It’s worth noting that Kickstarter takes a 5% cut on all successfully funded projects, meaning that most of the company’s money is derived from these smaller, $25-$50 pledges that Bates so flippantly dismisses.
Since Kickstarter doesn’t have your back, there is absolutely no guarantee regarding any campaigns, and every pledge should be viewed as a calculated risk. The best way to protect yourself is to do as much of the calculating as possible to minimize the risk. Research the people behind the campaign as thoroughly as possible – people or companies with little to no information about their history should be a huge red flag. Consider how difficult it will be for the campaign creator to actually deliver on what they are claiming to produce – a Kickstarter campaign promising to cultivate a city lot into an urban farmland is much easier to achieve than a campaign that has to create a sophisticated, never-seen-before piece of hardware tech like a full-body feedback suit for videogames. Don’t pledge what you wouldn’t be willing to lose – again, pledging to a Kickstarter campaign is a gamble, and as any decent gambler will tell you to never wager what you can’t afford to lose. Consider alternatives – in the case of Crypteks, many people noted that there are other, vastly cheaper, options to creating a secure USB flash drive (such as TrueCrypt) that are free to implement in existing, run-of-the-mill flash drives (although this would admittedly be without the physical enhancements Crypteks added to the casing of the drive to prevent literally cracking them open).
Crypteks has been in somewhat of a “radio silent” mode once it became clear they were not going to be shipping the flash drive anytime soon. Their Facebook page hasn’t been updated since December of 2011, and clicking on the Blog link on their website only directs you to the inert Facebook page. On the Kickstarter page itself, there have only been three updates in 2013, and two of the most recent updates were about how people can get refunds (the updates are almost all shared with backers only, so since the campaign is now closed, it is impossible to read the full updates unless you were an initial backer). While it seems unlikely that Crypteks was out to scam people from the get go (why even offer refunds if you’re aiming to ride off into the sunset with bags of cash?), they are losing more and more customer faith and positive brand association with each day that passes without sending their backers their product.
Kickstarter can be a great way to hear of new projects that you may never would have come across otherwise, and it does serve as a great equalizer for Davids trying to compete with the Goliaths in their industry.
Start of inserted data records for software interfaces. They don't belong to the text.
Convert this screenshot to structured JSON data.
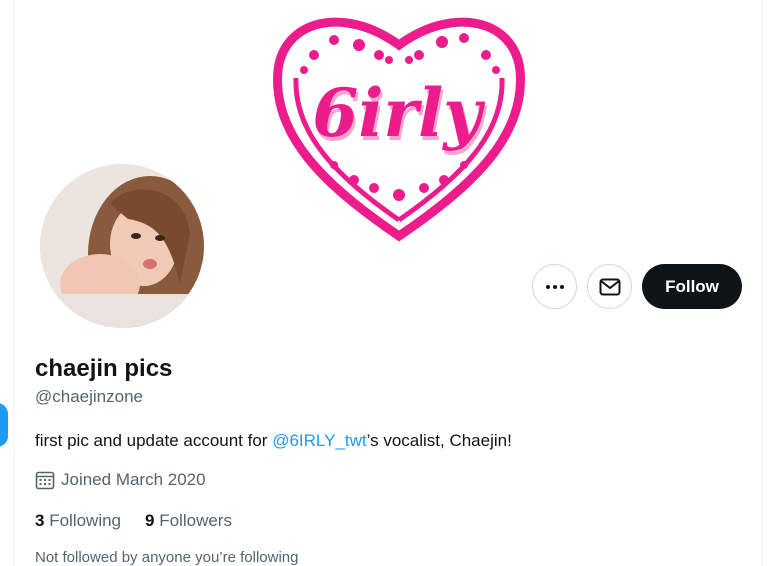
{
  "banner": {
    "logo_text": "6irly"
  },
  "profile": {
    "name": "chaejin pics",
    "handle": "@chaejinzone",
    "bio_prefix": "first pic and update account for ",
    "bio_mention": "@6IRLY_twt",
    "bio_suffix": "’s vocalist, Chaejin!",
    "joined": "Joined March 2020",
    "following_count": "3",
    "following_label": "Following",
    "followers_count": "9",
    "followers_label": "Followers",
    "not_followed_text": "Not followed by anyone you’re following"
  },
  "actions": {
    "follow_label": "Follow"
  },
  "colors": {
    "accent": "#1d9bf0",
    "brand_pink": "#ec1c8d",
    "button_dark": "#0f1419"
  }
}
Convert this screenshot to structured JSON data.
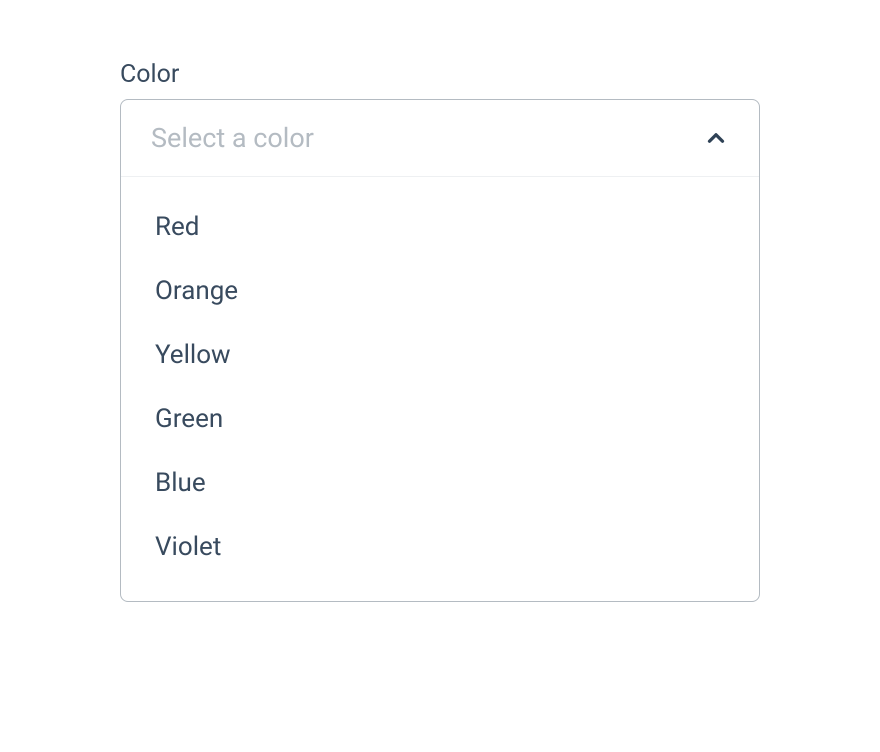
{
  "field": {
    "label": "Color",
    "placeholder": "Select a color"
  },
  "options": [
    {
      "label": "Red"
    },
    {
      "label": "Orange"
    },
    {
      "label": "Yellow"
    },
    {
      "label": "Green"
    },
    {
      "label": "Blue"
    },
    {
      "label": "Violet"
    }
  ]
}
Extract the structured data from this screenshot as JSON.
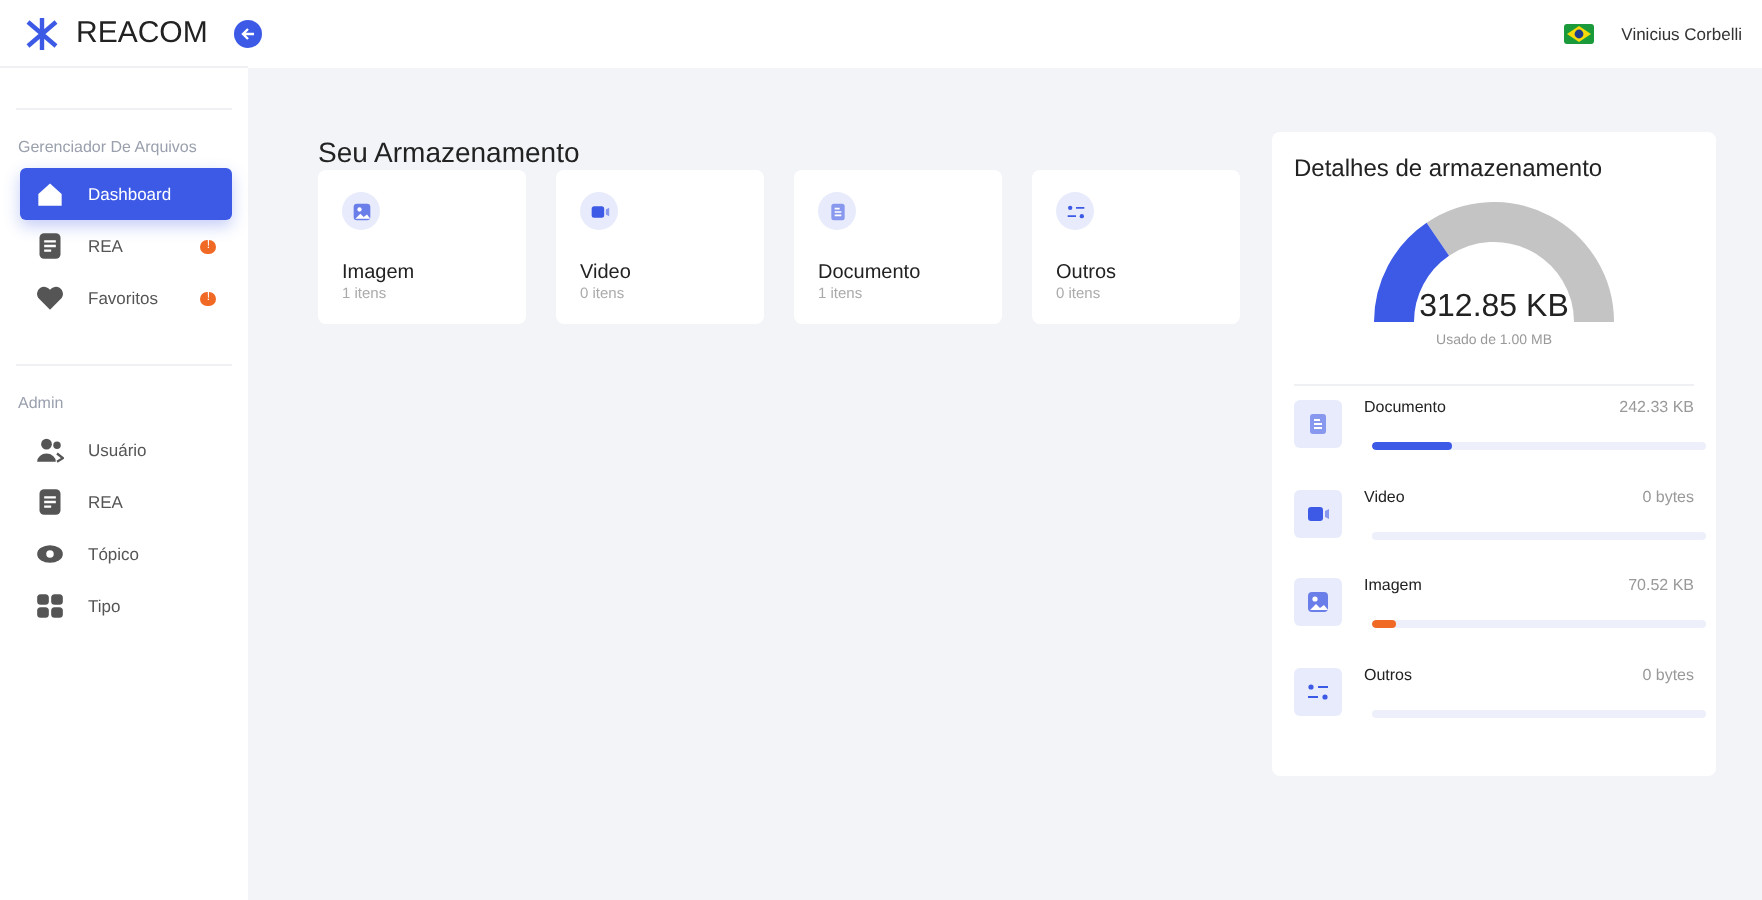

But you should always exercise restraint and caution before pledging money towards a campaign. As a backer, you’re investing in the person or people who are running the campaign – not all investments are sound, however, and if you don’t do your research into who you’re giving money to and what you hope to get back in return, you may never see either again.